## Data under study

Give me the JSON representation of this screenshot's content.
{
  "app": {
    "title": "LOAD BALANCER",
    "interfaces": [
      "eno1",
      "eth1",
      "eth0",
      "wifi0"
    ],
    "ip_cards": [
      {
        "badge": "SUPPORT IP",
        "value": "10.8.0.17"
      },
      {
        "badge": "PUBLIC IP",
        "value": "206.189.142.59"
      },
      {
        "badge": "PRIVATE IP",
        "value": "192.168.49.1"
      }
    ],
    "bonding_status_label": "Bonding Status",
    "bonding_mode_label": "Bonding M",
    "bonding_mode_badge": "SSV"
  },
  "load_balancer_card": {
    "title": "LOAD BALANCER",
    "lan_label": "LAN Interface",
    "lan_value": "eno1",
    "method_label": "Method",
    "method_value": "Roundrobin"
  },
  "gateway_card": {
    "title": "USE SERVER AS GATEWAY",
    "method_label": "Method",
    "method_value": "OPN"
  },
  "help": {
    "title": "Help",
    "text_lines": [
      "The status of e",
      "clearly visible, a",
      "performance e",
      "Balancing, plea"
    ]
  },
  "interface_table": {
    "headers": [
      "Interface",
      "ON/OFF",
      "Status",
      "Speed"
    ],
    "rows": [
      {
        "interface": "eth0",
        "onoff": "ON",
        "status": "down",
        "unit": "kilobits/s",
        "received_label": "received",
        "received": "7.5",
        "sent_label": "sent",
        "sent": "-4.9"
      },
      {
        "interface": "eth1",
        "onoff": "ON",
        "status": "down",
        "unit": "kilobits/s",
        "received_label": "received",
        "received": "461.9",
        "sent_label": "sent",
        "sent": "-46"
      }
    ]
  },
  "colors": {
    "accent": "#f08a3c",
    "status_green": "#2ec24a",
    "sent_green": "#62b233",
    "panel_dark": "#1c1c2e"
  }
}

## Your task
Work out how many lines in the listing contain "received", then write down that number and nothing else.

## Task answer
4